“I think that having a Black vice president elect is so important because I finally get to see someone who looks like me, who loves me, and wants the best for us in office for once,” Pleasant said. “It’s so vital because representation matters on all levels. And today a Black and South Asian woman is our country’s first female vice president elect, and that simply makes my heart swell.”
Sarah Feldman, a junior nursing major, had similar thoughts.
“In society today, women are viewed as less than, and from the time children are born they are taught to fit into the roles society has created for them,” Feldman said. “Women are taught that being outspoken and bold is a trait that is encouraged for males yet frowned upon for women. By simply becoming VP, she’s teaching the youngest generation that what makes you bold and strong is what makes you beautiful.
“Additionally, she’s the first woman of color to hold this title,” she continued. “I love America because we are rooted in diversity, but yet our country still has so much work to do to build our country into one where your ethnicity or gender or religion doesn’t determine your value. So many immigrants and beautiful individuals who have relatives who moved to this country seeking freedom can now look at our future vice president and see that this truly is the land of opportunity, where your diversity is what truly contributes to the extensive beauty of the nation.”

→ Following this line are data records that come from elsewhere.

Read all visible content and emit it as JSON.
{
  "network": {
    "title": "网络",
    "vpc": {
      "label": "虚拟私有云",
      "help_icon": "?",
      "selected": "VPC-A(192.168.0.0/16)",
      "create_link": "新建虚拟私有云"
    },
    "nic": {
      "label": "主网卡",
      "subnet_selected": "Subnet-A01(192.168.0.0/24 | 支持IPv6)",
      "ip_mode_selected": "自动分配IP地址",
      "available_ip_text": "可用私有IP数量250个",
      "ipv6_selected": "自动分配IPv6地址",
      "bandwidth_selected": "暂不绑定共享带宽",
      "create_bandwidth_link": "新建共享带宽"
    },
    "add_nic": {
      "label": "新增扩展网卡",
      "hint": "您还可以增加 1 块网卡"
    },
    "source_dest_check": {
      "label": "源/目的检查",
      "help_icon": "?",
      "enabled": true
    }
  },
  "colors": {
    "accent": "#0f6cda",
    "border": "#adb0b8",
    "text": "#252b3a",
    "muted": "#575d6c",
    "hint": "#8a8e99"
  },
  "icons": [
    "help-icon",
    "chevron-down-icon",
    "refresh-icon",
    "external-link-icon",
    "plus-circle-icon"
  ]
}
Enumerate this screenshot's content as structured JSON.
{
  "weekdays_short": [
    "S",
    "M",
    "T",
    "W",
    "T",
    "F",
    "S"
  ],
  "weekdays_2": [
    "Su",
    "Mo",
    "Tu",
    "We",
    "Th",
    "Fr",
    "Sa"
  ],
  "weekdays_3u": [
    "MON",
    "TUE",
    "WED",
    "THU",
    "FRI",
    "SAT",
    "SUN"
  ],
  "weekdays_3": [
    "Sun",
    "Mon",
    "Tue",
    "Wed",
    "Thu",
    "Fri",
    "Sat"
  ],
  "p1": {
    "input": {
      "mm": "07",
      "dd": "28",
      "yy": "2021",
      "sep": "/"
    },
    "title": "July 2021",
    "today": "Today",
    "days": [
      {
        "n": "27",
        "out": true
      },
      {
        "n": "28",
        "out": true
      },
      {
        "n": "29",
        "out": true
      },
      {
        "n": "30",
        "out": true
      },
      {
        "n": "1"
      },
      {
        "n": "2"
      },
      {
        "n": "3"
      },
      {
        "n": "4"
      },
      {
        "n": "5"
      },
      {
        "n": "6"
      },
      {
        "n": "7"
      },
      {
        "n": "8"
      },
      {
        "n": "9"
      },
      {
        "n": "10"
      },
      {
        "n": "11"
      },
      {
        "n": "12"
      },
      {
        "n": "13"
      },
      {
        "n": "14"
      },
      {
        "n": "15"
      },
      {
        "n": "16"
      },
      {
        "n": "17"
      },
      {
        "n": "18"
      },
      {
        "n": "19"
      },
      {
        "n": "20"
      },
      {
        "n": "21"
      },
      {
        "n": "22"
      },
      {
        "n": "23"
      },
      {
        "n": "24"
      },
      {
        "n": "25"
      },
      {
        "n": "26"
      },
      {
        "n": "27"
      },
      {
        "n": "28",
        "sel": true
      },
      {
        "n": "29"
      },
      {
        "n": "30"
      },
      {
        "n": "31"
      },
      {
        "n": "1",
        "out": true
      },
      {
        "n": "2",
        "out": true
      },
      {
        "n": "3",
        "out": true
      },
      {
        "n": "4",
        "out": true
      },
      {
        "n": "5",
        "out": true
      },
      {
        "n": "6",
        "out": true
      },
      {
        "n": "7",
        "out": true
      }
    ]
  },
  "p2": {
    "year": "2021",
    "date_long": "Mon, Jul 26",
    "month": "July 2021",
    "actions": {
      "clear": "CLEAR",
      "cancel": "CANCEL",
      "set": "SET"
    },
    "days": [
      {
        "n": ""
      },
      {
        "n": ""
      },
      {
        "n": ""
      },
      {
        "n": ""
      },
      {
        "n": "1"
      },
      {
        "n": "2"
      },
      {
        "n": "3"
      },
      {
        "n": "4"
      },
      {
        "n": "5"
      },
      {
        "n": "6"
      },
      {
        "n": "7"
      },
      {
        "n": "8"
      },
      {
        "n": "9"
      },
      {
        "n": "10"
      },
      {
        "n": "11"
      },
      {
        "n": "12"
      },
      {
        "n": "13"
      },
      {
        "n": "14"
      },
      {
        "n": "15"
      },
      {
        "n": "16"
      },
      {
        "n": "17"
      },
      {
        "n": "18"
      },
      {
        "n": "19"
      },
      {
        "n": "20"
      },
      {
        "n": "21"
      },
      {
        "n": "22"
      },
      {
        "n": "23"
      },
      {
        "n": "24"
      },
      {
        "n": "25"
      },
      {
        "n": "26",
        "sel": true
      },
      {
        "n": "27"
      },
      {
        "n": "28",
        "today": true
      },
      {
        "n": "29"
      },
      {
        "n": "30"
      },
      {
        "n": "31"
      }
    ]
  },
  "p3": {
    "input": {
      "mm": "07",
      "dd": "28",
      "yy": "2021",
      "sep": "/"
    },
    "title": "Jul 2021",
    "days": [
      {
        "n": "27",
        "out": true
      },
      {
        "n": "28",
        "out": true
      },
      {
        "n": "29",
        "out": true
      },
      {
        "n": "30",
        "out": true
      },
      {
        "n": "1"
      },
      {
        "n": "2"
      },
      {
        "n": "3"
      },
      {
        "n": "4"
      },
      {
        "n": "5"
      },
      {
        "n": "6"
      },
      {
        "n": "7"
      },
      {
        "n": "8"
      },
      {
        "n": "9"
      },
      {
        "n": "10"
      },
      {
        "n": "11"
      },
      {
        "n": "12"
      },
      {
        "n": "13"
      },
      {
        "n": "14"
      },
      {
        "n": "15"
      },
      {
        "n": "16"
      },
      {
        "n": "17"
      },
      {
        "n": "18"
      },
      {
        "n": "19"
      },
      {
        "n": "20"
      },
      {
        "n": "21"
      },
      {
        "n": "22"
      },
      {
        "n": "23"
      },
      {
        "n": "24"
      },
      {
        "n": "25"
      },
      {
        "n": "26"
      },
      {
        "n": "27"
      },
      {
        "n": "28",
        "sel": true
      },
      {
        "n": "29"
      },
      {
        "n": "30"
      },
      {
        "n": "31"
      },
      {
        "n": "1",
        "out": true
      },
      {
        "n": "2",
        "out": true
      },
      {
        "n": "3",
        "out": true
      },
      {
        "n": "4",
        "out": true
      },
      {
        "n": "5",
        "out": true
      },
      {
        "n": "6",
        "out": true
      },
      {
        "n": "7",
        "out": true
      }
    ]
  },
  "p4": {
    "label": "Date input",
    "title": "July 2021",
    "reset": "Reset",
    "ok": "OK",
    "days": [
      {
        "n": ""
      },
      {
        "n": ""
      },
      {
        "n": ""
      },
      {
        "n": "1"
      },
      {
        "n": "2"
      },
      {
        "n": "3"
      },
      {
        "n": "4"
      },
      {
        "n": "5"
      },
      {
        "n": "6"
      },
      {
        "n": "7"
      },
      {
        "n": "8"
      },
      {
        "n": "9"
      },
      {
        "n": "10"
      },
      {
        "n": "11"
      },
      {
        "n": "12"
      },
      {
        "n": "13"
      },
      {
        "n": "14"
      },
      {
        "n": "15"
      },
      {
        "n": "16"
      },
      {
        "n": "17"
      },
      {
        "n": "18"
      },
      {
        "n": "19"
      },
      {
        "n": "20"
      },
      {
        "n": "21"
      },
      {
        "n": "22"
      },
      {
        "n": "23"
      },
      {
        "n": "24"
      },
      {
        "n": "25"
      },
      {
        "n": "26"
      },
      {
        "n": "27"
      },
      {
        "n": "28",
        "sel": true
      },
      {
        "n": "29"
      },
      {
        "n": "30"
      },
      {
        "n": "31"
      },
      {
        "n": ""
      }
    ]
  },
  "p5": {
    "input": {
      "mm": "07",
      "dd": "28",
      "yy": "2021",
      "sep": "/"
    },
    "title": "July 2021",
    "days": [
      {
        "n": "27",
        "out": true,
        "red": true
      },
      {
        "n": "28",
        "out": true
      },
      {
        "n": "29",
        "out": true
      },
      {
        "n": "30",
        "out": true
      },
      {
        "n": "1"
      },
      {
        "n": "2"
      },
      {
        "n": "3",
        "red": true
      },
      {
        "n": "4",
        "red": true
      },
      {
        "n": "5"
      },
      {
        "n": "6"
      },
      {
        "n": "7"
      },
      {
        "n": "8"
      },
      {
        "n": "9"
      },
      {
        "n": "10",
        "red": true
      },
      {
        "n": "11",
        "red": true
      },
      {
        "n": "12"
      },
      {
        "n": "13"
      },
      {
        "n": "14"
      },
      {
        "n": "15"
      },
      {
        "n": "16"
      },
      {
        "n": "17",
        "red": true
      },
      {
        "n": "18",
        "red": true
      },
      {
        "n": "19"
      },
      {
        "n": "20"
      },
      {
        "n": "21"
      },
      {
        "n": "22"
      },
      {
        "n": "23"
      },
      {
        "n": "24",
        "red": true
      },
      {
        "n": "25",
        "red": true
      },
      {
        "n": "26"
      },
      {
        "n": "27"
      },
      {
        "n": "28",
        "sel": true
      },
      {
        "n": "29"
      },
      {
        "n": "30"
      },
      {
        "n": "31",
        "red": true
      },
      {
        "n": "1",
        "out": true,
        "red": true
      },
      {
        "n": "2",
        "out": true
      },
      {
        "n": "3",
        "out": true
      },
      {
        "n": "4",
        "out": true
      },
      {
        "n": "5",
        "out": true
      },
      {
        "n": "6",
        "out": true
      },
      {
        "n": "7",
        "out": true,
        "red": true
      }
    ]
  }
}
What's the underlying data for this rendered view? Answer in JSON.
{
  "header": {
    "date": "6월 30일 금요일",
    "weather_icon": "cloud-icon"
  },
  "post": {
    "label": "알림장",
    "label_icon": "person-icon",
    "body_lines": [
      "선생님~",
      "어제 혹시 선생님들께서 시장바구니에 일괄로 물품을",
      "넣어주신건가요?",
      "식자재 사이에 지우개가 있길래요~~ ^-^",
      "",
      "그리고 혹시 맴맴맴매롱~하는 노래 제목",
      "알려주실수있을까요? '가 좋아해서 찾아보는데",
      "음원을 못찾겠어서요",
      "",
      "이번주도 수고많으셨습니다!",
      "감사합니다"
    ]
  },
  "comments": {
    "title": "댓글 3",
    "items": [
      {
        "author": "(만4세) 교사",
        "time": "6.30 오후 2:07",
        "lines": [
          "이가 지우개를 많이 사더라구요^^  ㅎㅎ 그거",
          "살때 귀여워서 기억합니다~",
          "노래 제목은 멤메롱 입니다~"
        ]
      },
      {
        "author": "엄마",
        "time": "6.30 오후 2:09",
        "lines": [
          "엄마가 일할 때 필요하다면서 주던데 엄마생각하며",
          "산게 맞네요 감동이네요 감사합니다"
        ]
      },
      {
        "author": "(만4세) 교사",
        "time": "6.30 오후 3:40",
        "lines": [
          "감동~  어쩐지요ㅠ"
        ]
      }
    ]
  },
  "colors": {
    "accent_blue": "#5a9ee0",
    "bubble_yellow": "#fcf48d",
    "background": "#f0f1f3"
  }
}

It has been one 100 years since women gained the right to vote, a struggle that has taken even longer for Black women. Now, a woman of color is finally going to serve in one of the highest offices of our country, and that is giving women around the world hope in our present and our future.